Armistice Day 2020
Headington School fell silent on Armistice Day as girls and staff paid their respects to those who gave their lives in war.
On Wednesday 11th November shortly before 11.00 am, girls gathered in their classrooms to watch a special Remembrance Service. At 11.00 am, the School fell silent. A representative of the School’s CCF contingent laid a wreath among a ‘field’ of ceramic poppies at the front of school and L6 musician Hannah played the Last Post.
In the run up to Remembrance Day, staff and girls at both Headington Prep and Headington School have been spending time making the ceramic poppies, which will be sold to raise money for the Royal British Legion’s poppy appeal. Members of the School’s CCF contingent have been among those choosing to make poppies and have also taken the lead in selling both poppies made in school and other poppy-related items.
Mrs Tova Dalgleish, Director of Art, said: “We wanted to create something as a school community to remember those who sacrificed so much. The project was run by the Art Department and open to both staff and students, with poppies created by girls in year 3 through to Upper 6.
“The process of creating a ceramic poppy was a thoughtful, mindful process in itself, giving time for reflection during the creative process.

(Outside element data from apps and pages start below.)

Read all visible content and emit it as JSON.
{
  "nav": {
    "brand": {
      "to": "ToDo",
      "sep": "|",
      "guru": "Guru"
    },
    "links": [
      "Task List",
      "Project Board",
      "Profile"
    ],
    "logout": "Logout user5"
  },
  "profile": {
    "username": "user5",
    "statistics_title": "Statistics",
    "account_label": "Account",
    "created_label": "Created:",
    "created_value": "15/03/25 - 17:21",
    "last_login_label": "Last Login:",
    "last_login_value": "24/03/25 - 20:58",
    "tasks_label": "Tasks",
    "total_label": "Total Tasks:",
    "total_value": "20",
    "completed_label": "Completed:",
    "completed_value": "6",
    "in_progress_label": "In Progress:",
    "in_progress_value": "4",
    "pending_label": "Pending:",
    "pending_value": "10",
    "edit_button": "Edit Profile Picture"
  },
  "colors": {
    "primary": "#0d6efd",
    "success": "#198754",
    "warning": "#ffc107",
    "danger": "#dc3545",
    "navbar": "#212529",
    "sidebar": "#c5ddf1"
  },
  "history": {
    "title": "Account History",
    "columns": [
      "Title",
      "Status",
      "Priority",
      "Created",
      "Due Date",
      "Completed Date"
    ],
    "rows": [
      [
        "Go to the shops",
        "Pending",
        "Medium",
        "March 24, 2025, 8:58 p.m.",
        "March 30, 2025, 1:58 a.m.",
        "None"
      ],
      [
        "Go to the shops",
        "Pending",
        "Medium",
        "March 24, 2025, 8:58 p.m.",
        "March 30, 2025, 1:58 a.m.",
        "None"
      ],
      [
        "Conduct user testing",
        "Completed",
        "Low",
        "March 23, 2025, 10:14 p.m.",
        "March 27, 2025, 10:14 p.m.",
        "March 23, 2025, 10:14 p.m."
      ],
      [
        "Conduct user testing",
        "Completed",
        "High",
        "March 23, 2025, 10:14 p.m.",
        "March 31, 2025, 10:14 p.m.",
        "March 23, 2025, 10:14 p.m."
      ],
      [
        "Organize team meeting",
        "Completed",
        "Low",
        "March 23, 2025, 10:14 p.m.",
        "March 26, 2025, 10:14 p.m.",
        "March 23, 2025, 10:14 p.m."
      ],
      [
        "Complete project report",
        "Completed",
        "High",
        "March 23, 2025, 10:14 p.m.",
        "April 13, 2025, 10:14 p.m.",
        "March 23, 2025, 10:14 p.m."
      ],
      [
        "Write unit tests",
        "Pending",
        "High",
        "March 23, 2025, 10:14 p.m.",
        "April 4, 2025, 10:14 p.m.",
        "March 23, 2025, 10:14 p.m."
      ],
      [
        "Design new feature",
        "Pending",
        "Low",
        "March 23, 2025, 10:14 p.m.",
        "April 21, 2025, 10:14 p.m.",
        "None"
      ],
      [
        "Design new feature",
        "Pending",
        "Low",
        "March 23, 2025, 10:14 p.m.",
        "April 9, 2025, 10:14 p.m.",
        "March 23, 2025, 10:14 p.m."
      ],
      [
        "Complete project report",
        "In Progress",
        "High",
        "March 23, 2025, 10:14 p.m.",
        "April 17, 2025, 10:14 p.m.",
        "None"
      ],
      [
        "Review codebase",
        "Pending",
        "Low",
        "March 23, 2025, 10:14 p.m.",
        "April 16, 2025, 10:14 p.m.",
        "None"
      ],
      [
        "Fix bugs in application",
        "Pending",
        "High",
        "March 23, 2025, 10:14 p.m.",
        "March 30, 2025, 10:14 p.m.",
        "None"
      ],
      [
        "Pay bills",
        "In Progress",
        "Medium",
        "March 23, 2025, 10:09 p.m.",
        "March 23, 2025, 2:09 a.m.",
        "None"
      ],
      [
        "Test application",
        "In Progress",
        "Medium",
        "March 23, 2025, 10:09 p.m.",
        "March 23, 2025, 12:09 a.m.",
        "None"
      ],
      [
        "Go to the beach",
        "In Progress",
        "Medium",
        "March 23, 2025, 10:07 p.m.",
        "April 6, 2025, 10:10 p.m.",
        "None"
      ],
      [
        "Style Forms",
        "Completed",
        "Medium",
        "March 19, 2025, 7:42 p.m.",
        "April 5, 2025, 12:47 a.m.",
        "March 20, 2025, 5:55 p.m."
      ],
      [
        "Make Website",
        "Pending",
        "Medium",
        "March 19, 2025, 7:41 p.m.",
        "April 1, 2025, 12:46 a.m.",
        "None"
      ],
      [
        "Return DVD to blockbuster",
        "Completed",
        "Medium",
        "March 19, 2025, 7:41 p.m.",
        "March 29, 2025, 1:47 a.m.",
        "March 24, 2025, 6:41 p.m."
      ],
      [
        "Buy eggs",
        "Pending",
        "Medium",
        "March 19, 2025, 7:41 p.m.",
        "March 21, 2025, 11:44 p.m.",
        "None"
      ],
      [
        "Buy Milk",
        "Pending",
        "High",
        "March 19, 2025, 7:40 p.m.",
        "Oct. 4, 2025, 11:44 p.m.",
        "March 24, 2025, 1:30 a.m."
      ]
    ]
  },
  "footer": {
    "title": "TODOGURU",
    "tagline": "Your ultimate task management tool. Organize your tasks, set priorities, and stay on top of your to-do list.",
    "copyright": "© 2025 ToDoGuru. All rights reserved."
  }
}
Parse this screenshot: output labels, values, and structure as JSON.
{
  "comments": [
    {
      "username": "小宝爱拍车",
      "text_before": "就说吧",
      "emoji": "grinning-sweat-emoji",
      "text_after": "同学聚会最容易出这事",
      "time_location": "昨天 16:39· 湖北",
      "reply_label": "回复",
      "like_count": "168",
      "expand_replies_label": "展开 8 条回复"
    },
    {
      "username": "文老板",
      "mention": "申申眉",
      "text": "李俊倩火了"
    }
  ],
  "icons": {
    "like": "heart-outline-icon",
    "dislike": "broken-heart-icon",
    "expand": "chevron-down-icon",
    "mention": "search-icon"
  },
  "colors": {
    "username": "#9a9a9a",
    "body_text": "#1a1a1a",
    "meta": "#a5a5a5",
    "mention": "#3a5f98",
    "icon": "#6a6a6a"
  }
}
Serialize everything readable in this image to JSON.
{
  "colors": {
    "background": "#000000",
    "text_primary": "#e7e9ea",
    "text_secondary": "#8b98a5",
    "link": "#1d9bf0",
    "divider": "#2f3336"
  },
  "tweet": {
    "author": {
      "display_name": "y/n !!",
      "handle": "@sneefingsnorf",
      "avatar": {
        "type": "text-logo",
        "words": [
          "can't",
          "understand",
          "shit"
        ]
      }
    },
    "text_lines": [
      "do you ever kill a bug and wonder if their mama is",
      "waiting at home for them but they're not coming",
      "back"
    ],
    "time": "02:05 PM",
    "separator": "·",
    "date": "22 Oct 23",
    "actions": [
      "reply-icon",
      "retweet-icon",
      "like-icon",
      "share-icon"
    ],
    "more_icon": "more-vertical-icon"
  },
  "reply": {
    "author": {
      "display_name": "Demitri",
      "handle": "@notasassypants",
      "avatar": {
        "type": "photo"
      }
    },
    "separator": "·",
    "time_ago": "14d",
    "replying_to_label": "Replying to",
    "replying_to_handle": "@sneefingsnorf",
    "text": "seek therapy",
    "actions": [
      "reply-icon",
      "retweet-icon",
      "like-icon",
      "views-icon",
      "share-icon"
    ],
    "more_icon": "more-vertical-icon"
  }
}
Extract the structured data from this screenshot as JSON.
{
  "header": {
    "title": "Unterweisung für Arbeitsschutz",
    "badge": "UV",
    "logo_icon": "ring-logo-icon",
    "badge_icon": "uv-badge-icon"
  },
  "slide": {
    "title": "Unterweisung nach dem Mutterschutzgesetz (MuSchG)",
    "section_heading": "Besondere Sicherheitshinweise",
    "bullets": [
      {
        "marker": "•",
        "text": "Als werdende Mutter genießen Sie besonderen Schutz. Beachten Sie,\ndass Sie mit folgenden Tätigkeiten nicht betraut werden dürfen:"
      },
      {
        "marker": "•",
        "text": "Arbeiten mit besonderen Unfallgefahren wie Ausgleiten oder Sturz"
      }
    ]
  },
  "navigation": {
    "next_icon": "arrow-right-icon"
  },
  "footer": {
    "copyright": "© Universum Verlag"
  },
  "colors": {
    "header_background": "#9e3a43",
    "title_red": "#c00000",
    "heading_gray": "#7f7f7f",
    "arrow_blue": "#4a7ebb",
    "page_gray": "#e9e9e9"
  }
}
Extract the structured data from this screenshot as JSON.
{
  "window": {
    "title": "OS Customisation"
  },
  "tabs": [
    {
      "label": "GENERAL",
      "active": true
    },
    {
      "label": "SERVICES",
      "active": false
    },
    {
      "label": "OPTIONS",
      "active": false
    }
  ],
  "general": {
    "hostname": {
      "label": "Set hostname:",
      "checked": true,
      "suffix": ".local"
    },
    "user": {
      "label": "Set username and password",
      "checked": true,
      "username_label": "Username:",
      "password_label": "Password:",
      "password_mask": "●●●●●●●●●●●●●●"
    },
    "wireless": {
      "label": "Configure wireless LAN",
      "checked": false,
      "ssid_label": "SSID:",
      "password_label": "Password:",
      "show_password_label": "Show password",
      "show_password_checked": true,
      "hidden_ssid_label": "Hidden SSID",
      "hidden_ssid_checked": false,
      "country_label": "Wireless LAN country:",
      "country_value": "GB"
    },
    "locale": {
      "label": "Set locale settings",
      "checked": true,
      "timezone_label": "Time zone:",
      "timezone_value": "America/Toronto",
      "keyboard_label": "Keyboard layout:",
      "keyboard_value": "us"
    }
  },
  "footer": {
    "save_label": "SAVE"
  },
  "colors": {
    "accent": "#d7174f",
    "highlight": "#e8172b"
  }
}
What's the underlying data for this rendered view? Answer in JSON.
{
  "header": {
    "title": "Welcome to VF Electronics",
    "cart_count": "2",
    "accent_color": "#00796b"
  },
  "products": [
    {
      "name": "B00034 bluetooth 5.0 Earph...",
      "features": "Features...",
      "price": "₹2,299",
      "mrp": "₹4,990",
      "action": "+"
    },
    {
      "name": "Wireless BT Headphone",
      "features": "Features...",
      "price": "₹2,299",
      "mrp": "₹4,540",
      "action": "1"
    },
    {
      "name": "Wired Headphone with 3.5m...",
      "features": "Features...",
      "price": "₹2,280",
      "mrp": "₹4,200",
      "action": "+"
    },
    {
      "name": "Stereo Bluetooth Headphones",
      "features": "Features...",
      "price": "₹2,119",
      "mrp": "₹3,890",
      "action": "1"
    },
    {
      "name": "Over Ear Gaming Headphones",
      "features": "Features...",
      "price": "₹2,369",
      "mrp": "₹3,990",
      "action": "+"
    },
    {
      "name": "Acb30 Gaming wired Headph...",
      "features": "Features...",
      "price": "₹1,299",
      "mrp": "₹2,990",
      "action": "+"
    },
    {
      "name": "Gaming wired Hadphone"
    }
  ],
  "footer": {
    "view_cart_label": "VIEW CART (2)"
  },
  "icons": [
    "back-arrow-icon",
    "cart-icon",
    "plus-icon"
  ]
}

The outcome is a poignant display, which although on a much smaller scale than the Tower of London in 2014, is none the less impactful and thought provoking.
“It has been lovely to see students and staff coming into school in the morning taking photos and stopping for a moment of reflection. The injection of colour comes at a much-needed time as we enter into the second lockdown. We champion creativity and the arts here at Headington and this seemed a very fitting way to bring the school community together in an act of remembrance.”
Caitlin Williams, 17, is Headington’s CCF Prefect and was among those involved in creating the poppies.
She said: “I think it’s really important to commemorate such a historic event. Making ceramic poppies was a really good way to include the entire school.
“I’m not a particularly arty person so it was nice to go into another part of the School I’m not normally involved in. I think the poppies look really good and I’m really proud of them.”
Caitlin would normally have been parading with the School’s contingent in St Giles on Remembrance Sunday, as she has done for the past four years. Instead, she visited a local memorial and laid crosses to remember members of her family who died in the two World Wars.